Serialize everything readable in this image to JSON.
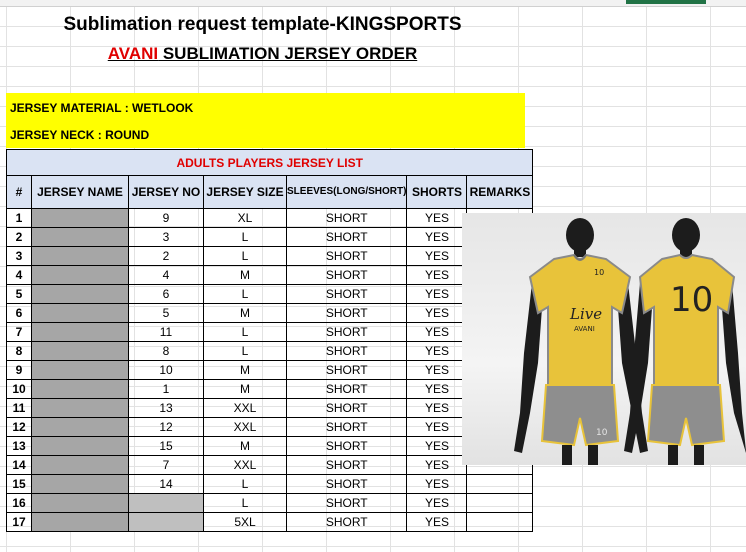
{
  "title": "Sublimation request template-KINGSPORTS",
  "subtitle_brand": "AVANI",
  "subtitle_rest": " SUBLIMATION JERSEY ORDER",
  "material": "JERSEY MATERIAL : WETLOOK",
  "neck": "JERSEY NECK : ROUND",
  "list_title": "ADULTS  PLAYERS JERSEY LIST",
  "columns": [
    "#",
    "JERSEY NAME",
    "JERSEY NO",
    "JERSEY SIZE",
    "SLEEVES(LONG/SHORT)",
    "SHORTS",
    "REMARKS"
  ],
  "rows": [
    {
      "num": "1",
      "no": "9",
      "size": "XL",
      "sleeves": "SHORT",
      "shorts": "YES"
    },
    {
      "num": "2",
      "no": "3",
      "size": "L",
      "sleeves": "SHORT",
      "shorts": "YES"
    },
    {
      "num": "3",
      "no": "2",
      "size": "L",
      "sleeves": "SHORT",
      "shorts": "YES"
    },
    {
      "num": "4",
      "no": "4",
      "size": "M",
      "sleeves": "SHORT",
      "shorts": "YES"
    },
    {
      "num": "5",
      "no": "6",
      "size": "L",
      "sleeves": "SHORT",
      "shorts": "YES"
    },
    {
      "num": "6",
      "no": "5",
      "size": "M",
      "sleeves": "SHORT",
      "shorts": "YES"
    },
    {
      "num": "7",
      "no": "11",
      "size": "L",
      "sleeves": "SHORT",
      "shorts": "YES"
    },
    {
      "num": "8",
      "no": "8",
      "size": "L",
      "sleeves": "SHORT",
      "shorts": "YES"
    },
    {
      "num": "9",
      "no": "10",
      "size": "M",
      "sleeves": "SHORT",
      "shorts": "YES"
    },
    {
      "num": "10",
      "no": "1",
      "size": "M",
      "sleeves": "SHORT",
      "shorts": "YES"
    },
    {
      "num": "11",
      "no": "13",
      "size": "XXL",
      "sleeves": "SHORT",
      "shorts": "YES"
    },
    {
      "num": "12",
      "no": "12",
      "size": "XXL",
      "sleeves": "SHORT",
      "shorts": "YES"
    },
    {
      "num": "13",
      "no": "15",
      "size": "M",
      "sleeves": "SHORT",
      "shorts": "YES"
    },
    {
      "num": "14",
      "no": "7",
      "size": "XXL",
      "sleeves": "SHORT",
      "shorts": "YES"
    },
    {
      "num": "15",
      "no": "14",
      "size": "L",
      "sleeves": "SHORT",
      "shorts": "YES"
    },
    {
      "num": "16",
      "no": "",
      "size": "L",
      "sleeves": "SHORT",
      "shorts": "YES",
      "gray_no": true
    },
    {
      "num": "17",
      "no": "",
      "size": "5XL",
      "sleeves": "SHORT",
      "shorts": "YES",
      "gray_no": true
    }
  ],
  "mockup": {
    "front_logo_line1": "Live",
    "front_logo_line2": "AVANI",
    "front_chest_number": "10",
    "back_number": "10",
    "shorts_number": "10",
    "jersey_color": "#e8c33a",
    "trim_color": "#8a8a8a",
    "shorts_color": "#8e8e8e"
  }
}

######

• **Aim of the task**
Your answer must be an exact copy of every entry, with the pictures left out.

• **Response to this exercise**
Serialize everything readable in this image to JSON.
{
  "title": "Sublimation request template-KINGSPORTS",
  "subtitle_brand": "AVANI",
  "subtitle_rest": " SUBLIMATION JERSEY ORDER",
  "material": "JERSEY MATERIAL : WETLOOK",
  "neck": "JERSEY NECK : ROUND",
  "list_title": "ADULTS  PLAYERS JERSEY LIST",
  "columns": [
    "#",
    "JERSEY NAME",
    "JERSEY NO",
    "JERSEY SIZE",
    "SLEEVES(LONG/SHORT)",
    "SHORTS",
    "REMARKS"
  ],
  "rows": [
    {
      "num": "1",
      "no": "9",
      "size": "XL",
      "sleeves": "SHORT",
      "shorts": "YES"
    },
    {
      "num": "2",
      "no": "3",
      "size": "L",
      "sleeves": "SHORT",
      "shorts": "YES"
    },
    {
      "num": "3",
      "no": "2",
      "size": "L",
      "sleeves": "SHORT",
      "shorts": "YES"
    },
    {
      "num": "4",
      "no": "4",
      "size": "M",
      "sleeves": "SHORT",
      "shorts": "YES"
    },
    {
      "num": "5",
      "no": "6",
      "size": "L",
      "sleeves": "SHORT",
      "shorts": "YES"
    },
    {
      "num": "6",
      "no": "5",
      "size": "M",
      "sleeves": "SHORT",
      "shorts": "YES"
    },
    {
      "num": "7",
      "no": "11",
      "size": "L",
      "sleeves": "SHORT",
      "shorts": "YES"
    },
    {
      "num": "8",
      "no": "8",
      "size": "L",
      "sleeves": "SHORT",
      "shorts": "YES"
    },
    {
      "num": "9",
      "no": "10",
      "size": "M",
      "sleeves": "SHORT",
      "shorts": "YES"
    },
    {
      "num": "10",
      "no": "1",
      "size": "M",
      "sleeves": "SHORT",
      "shorts": "YES"
    },
    {
      "num": "11",
      "no": "13",
      "size": "XXL",
      "sleeves": "SHORT",
      "shorts": "YES"
    },
    {
      "num": "12",
      "no": "12",
      "size": "XXL",
      "sleeves": "SHORT",
      "shorts": "YES"
    },
    {
      "num": "13",
      "no": "15",
      "size": "M",
      "sleeves": "SHORT",
      "shorts": "YES"
    },
    {
      "num": "14",
      "no": "7",
      "size": "XXL",
      "sleeves": "SHORT",
      "shorts": "YES"
    },
    {
      "num": "15",
      "no": "14",
      "size": "L",
      "sleeves": "SHORT",
      "shorts": "YES"
    },
    {
      "num": "16",
      "no": "",
      "size": "L",
      "sleeves": "SHORT",
      "shorts": "YES",
      "gray_no": true
    },
    {
      "num": "17",
      "no": "",
      "size": "5XL",
      "sleeves": "SHORT",
      "shorts": "YES",
      "gray_no": true
    }
  ],
  "mockup": {
    "front_logo_line1": "Live",
    "front_logo_line2": "AVANI",
    "front_chest_number": "10",
    "back_number": "10",
    "shorts_number": "10",
    "jersey_color": "#e8c33a",
    "trim_color": "#8a8a8a",
    "shorts_color": "#8e8e8e"
  }
}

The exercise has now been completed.